Yelp has been quietly replacing restaurant phone numbers with numbers of its partner Grubhub so it can collect referral fees.
A cool new app called Mister Lister lets you make lists out of anything, and rate items. From restaurants to movies, if you can think of it, you can rate it. Need more detailed reviews than just an overall rating? Split up your ratings into weighted categories. Want a movie list but want to split by genre, tag your movies. Have some extra notes about that restaurant you ate at, write them down. This sounds like a cool app to me, sort of a personal Yelp. It sounds great for people with hobbies like keeping track of your favorite wine, beer, coffee, books, etc. You can then share your lists with friends to rate things together. App Store: Mister Lister: Free
It seems Apple has registered 5 new Macs and iPads with a European regulatory agency. Better yet, the operating systems tagged to go with these not-yet-announced devices suggests they could come soon. Bryan Chaffin adn Jeff Gamet also discuss why you should be happy Yelp won a major court fight, regardless of whether you like Yelp. For their third segment, they take on viewer questions about this so-called car revolution.

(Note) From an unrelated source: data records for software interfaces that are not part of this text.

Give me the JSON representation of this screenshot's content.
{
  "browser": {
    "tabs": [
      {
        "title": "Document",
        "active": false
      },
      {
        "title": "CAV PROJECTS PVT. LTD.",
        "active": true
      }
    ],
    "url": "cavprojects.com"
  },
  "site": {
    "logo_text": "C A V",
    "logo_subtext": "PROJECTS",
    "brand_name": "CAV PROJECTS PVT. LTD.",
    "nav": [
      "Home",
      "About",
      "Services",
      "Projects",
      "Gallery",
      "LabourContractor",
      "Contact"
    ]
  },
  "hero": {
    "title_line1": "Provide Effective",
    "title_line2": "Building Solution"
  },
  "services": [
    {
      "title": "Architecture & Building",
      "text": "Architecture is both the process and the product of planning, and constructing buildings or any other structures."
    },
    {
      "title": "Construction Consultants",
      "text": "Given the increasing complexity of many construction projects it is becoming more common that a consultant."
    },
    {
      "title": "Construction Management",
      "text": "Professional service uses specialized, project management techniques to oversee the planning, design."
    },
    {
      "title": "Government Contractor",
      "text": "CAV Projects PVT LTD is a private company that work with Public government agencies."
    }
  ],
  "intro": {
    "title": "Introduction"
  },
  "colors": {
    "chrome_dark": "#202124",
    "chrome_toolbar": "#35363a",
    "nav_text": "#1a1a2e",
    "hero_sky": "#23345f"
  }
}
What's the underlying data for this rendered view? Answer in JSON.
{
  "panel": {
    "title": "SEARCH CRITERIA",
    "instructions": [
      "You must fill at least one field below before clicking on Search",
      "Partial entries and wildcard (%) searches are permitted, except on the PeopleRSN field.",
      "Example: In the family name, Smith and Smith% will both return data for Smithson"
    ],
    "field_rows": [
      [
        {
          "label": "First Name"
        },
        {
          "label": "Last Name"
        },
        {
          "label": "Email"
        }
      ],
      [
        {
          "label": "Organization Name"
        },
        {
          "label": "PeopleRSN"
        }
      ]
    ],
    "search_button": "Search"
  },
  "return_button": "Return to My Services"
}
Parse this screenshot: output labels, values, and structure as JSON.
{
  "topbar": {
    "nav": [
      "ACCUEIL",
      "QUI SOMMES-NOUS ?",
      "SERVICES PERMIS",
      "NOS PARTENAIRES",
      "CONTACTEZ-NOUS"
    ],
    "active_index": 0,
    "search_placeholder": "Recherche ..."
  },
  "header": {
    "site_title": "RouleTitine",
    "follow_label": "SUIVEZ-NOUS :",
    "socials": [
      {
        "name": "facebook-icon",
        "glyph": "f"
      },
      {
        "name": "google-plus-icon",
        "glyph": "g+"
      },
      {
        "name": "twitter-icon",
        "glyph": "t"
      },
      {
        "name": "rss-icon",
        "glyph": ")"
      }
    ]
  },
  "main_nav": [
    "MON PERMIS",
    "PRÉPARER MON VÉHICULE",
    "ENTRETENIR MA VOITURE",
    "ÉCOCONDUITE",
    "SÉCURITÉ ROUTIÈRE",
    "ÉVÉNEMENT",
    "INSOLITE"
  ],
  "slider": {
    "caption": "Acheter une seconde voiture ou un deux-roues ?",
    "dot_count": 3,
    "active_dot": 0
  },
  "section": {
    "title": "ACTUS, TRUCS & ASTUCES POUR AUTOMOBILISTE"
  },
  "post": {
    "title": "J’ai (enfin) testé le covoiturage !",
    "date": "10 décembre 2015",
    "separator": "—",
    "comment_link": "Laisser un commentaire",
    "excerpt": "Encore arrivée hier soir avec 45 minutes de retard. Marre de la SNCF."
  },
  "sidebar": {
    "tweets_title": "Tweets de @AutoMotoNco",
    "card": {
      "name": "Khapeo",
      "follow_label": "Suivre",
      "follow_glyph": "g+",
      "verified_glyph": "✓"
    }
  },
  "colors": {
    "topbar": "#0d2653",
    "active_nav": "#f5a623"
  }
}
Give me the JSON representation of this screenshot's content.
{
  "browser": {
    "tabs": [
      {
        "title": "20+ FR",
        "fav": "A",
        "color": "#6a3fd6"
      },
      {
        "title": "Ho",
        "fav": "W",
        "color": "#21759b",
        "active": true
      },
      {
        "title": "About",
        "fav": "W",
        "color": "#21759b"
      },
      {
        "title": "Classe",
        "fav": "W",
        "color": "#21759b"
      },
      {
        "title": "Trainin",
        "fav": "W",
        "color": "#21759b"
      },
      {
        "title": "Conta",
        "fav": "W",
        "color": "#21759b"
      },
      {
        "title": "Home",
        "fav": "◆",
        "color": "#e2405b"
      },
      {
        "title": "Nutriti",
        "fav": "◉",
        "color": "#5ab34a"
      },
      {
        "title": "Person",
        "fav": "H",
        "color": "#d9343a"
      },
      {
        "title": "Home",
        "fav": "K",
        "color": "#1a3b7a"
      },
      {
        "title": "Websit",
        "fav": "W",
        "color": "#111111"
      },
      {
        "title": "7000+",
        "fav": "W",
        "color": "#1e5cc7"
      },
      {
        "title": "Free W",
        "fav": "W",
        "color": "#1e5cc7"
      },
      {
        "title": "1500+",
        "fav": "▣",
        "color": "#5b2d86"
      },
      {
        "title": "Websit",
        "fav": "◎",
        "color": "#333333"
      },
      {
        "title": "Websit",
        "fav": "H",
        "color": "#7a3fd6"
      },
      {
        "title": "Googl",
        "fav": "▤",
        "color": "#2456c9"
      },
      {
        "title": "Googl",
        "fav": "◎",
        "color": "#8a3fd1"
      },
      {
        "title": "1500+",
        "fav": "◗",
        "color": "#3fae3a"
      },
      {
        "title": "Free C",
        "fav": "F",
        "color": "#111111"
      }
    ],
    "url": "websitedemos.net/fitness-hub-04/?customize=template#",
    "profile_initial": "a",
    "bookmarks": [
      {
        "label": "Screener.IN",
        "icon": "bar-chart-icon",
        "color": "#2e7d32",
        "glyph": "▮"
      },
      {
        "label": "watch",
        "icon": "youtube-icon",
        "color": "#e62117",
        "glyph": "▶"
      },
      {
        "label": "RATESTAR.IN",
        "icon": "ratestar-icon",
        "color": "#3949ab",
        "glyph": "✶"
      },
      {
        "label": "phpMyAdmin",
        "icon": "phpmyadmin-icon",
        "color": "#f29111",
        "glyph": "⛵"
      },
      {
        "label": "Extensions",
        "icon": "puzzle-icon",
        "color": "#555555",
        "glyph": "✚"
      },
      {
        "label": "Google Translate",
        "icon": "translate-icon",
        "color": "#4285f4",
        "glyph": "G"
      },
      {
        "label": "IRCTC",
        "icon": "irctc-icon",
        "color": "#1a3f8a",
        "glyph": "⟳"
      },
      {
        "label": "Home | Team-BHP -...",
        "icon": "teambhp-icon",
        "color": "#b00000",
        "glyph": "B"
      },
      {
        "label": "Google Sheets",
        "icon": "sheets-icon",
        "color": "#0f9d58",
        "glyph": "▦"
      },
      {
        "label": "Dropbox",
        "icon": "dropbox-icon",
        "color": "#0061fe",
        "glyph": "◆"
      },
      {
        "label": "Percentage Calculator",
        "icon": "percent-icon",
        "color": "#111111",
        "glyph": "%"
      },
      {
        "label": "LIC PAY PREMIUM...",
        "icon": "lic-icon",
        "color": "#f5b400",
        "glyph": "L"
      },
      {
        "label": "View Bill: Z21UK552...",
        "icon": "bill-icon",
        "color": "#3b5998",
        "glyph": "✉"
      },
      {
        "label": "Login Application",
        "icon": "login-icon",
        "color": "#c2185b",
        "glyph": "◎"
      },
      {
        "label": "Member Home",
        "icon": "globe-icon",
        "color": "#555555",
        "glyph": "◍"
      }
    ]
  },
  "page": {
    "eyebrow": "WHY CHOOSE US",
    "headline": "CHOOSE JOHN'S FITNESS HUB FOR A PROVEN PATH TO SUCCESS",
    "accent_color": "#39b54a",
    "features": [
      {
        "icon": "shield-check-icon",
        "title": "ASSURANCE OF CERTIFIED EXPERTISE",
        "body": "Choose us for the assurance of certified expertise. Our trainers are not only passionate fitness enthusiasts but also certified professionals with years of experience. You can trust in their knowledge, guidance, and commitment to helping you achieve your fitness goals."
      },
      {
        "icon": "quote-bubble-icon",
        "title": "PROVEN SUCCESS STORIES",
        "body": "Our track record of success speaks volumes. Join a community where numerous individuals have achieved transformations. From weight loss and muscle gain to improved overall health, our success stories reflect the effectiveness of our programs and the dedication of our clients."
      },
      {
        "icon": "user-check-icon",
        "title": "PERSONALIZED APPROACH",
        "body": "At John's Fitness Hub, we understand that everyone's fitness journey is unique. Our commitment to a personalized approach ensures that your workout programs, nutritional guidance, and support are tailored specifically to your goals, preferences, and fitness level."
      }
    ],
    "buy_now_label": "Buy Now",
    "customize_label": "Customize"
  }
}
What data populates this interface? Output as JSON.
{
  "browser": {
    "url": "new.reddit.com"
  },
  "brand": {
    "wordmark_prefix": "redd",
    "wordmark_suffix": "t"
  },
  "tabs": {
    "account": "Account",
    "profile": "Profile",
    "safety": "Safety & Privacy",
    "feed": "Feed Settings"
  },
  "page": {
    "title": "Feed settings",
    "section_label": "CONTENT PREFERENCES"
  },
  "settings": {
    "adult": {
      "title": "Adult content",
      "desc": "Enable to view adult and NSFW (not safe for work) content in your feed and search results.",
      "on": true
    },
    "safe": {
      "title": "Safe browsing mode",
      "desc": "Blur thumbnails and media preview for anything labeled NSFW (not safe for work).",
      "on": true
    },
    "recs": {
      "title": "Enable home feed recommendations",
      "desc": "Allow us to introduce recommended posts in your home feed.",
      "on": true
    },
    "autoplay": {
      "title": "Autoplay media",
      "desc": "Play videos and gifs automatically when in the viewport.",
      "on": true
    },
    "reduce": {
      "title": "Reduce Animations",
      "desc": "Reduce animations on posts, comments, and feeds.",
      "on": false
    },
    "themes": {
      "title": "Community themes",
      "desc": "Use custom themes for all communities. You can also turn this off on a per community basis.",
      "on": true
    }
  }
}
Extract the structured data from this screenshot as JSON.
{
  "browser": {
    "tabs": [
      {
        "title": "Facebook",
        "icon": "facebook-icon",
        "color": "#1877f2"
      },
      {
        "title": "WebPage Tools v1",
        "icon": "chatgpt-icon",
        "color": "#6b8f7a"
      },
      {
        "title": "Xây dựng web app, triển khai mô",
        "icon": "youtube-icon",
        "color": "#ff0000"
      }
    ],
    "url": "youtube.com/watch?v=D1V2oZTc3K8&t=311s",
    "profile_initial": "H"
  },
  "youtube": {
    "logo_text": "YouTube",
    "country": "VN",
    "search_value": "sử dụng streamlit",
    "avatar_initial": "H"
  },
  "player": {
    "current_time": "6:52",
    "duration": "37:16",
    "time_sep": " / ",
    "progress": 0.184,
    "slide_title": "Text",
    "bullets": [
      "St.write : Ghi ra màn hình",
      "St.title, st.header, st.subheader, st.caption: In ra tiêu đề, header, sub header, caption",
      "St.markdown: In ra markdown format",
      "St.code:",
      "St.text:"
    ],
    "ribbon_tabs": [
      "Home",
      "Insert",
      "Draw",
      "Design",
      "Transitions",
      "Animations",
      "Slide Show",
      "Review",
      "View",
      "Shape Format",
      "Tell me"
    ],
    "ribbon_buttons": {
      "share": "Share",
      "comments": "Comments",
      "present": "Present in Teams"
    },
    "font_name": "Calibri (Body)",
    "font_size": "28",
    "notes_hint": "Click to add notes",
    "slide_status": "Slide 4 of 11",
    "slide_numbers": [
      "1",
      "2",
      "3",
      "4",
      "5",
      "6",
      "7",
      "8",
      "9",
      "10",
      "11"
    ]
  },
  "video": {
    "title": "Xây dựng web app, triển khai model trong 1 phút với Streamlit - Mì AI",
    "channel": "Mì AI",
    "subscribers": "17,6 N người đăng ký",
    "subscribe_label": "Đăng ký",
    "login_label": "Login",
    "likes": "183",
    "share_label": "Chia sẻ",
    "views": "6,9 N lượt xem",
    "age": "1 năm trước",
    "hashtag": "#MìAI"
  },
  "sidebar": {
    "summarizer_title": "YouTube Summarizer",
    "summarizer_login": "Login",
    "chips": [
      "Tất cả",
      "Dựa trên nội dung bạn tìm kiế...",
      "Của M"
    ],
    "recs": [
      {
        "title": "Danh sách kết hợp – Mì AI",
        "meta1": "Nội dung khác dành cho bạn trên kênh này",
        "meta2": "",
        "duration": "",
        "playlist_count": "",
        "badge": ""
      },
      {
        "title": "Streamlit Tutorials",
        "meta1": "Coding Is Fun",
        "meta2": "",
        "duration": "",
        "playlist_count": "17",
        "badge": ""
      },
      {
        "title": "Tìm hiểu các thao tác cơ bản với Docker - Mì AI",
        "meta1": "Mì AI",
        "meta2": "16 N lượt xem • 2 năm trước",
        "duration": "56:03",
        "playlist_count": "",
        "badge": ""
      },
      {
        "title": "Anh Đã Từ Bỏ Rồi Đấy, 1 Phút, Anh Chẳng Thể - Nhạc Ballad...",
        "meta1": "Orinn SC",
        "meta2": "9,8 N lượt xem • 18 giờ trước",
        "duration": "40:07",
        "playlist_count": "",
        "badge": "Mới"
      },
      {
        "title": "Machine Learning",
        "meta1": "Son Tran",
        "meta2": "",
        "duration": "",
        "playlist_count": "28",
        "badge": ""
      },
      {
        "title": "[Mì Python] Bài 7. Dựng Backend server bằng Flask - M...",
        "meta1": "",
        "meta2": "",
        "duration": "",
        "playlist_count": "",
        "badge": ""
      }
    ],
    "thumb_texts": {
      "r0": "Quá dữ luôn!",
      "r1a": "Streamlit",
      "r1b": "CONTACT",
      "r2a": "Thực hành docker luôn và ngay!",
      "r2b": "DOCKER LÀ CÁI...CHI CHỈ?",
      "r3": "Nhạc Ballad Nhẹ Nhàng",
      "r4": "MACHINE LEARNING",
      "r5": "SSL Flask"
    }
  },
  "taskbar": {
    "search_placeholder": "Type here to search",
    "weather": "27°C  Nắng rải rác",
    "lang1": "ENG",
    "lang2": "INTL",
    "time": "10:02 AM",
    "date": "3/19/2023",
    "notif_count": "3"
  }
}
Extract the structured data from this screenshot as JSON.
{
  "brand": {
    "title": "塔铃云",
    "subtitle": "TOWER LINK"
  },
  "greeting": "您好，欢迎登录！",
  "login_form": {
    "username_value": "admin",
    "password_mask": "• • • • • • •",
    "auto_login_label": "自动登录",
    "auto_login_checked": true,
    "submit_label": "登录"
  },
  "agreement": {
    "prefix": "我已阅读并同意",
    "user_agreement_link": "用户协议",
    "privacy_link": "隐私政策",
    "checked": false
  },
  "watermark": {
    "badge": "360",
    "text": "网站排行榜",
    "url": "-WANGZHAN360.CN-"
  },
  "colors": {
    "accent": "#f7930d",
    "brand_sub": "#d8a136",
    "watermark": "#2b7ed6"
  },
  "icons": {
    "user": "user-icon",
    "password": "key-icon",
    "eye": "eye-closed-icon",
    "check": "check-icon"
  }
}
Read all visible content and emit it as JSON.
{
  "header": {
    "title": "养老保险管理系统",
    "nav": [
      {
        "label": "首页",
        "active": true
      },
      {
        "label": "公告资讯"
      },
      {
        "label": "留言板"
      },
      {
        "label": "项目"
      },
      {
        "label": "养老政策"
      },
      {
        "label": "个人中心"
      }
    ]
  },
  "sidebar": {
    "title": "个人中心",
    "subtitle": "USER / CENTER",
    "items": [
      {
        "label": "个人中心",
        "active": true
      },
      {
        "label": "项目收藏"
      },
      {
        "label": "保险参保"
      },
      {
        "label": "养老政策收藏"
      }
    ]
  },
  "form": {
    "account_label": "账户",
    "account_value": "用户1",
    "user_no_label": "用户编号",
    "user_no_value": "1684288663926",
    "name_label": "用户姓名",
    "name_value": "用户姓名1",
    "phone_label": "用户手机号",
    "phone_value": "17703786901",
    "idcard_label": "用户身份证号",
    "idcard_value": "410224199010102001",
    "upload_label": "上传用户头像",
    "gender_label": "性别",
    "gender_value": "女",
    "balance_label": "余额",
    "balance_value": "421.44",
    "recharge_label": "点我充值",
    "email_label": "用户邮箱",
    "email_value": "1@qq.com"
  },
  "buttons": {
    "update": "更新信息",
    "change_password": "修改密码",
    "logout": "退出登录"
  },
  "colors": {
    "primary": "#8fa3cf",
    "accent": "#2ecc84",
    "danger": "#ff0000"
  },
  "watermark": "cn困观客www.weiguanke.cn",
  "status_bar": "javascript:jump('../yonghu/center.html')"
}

Imagine, if you will, a world where businesses could sue you for leaving a negative Yelp review—and that if their lawyers could prove your statement was in some way false and defamatory, could get a court order forcing you and Yelp to remove the review.
Several social media companies have agreed to a US$5.3 million settlement for being obnoxious about user privacy. The suit stems from 2012, when Twitter, Instagram, Yelp, Foursquare, Kik, Path, Gowalla, and Foodspotting all took advantage of the way iOS worked at the time. More specifically, these companies sucked up our Contacts without telling us. iOS later required user permission to access our Contacts. The settlement was reported by Law360, who said the $5.3 million would be used to pay out damages to people who downloaded the above-mentioned apps between 2009 and 2012. What that means is the attorneys in the case get a phat paycheck, the companies get a slap on the wrist, and the millions of users who downloaded those apps will get pennies. Yay!